Of course, my hon. Friend is absolutely right. Every time we consider a programme motion, we see that it provides excuses for hon. Members not to be present, rather than any reason for them to be here attending to their duties. It seems that the point of the exercise is to shrink to the minimum the time that we commit to the scrutiny of legislation.
That is a bad principle in itself, but it is underlain by the assumption that the Minister knows so much about the mood of the House and about what hon. Members have in mind that he can foretell with great precision how long it will take the Committee properly to consider the details of the Bill, notwithstanding the number, scope and importance of the amendments that have been tabled. Surely it is possible for further amendments and new clauses to be tabled during the Committee stage, unless we are to be denied even that right. Of course, such amendments would require further deliberation, so almost by definition we cannot know at this stage how much time we will require properly to consider the detail of the Bill.
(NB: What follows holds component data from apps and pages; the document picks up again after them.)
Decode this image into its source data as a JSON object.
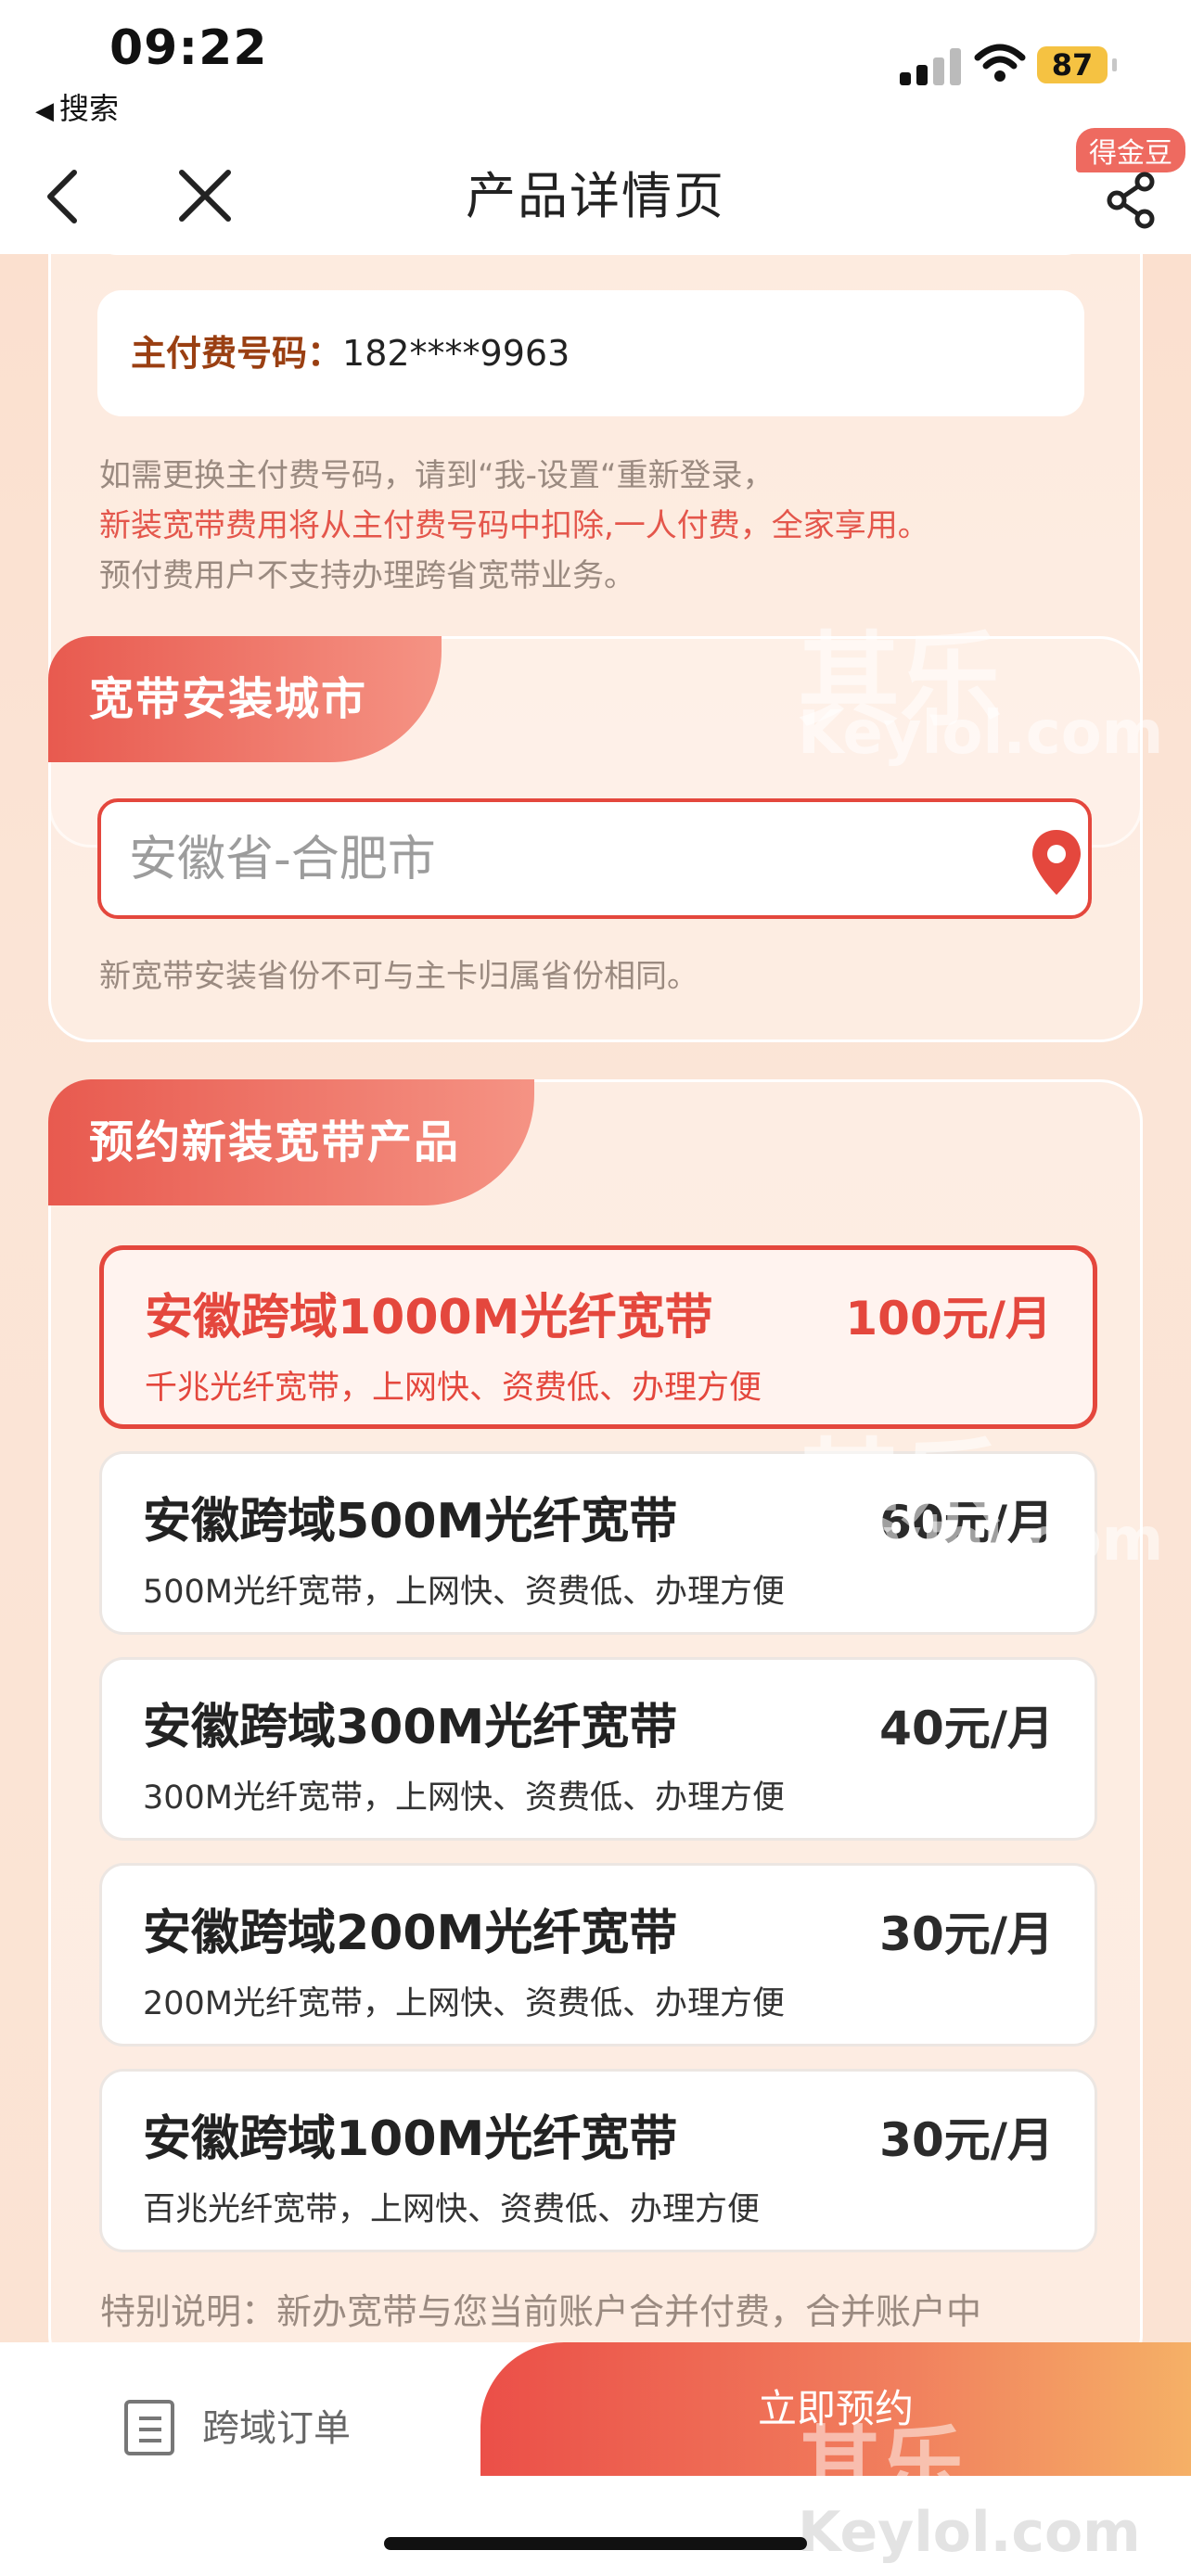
{
  "status_bar": {
    "time": "09:22",
    "back_app_label": "搜索",
    "battery": "87"
  },
  "nav": {
    "title": "产品详情页",
    "badge": "得金豆"
  },
  "payer": {
    "label": "主付费号码：",
    "number": "182****9963",
    "notes": [
      "如需更换主付费号码，请到“我-设置“重新登录，",
      "新装宽带费用将从主付费号码中扣除,一人付费，全家享用。",
      "预付费用户不支持办理跨省宽带业务。"
    ]
  },
  "city_section": {
    "title": "宽带安装城市",
    "placeholder": "安徽省-合肥市",
    "note": "新宽带安装省份不可与主卡归属省份相同。"
  },
  "products_section": {
    "title": "预约新装宽带产品",
    "items": [
      {
        "name": "安徽跨域1000M光纤宽带",
        "desc": "千兆光纤宽带，上网快、资费低、办理方便",
        "price": "100元/月",
        "selected": true
      },
      {
        "name": "安徽跨域500M光纤宽带",
        "desc": "500M光纤宽带，上网快、资费低、办理方便",
        "price": "60元/月",
        "selected": false
      },
      {
        "name": "安徽跨域300M光纤宽带",
        "desc": "300M光纤宽带，上网快、资费低、办理方便",
        "price": "40元/月",
        "selected": false
      },
      {
        "name": "安徽跨域200M光纤宽带",
        "desc": "200M光纤宽带，上网快、资费低、办理方便",
        "price": "30元/月",
        "selected": false
      },
      {
        "name": "安徽跨域100M光纤宽带",
        "desc": "百兆光纤宽带，上网快、资费低、办理方便",
        "price": "30元/月",
        "selected": false
      }
    ],
    "special_note": "特别说明：新办宽带与您当前账户合并付费，合并账户中"
  },
  "bottom": {
    "order_label": "跨域订单",
    "book_label": "立即预约"
  },
  "watermark": {
    "cn": "其乐",
    "en": "Keylol.com"
  },
  "colors": {
    "accent": "#e4473d",
    "brown": "#9a3f12",
    "note_gray": "#9a8a80"
  }
}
The motion is yet another step on a road that the House has taken; at least, the Government have taken it, but I hope that my hon. Friends have not done so. The Government seem determined to minimise or dispose of all opportunities for proper scrutiny of legislation.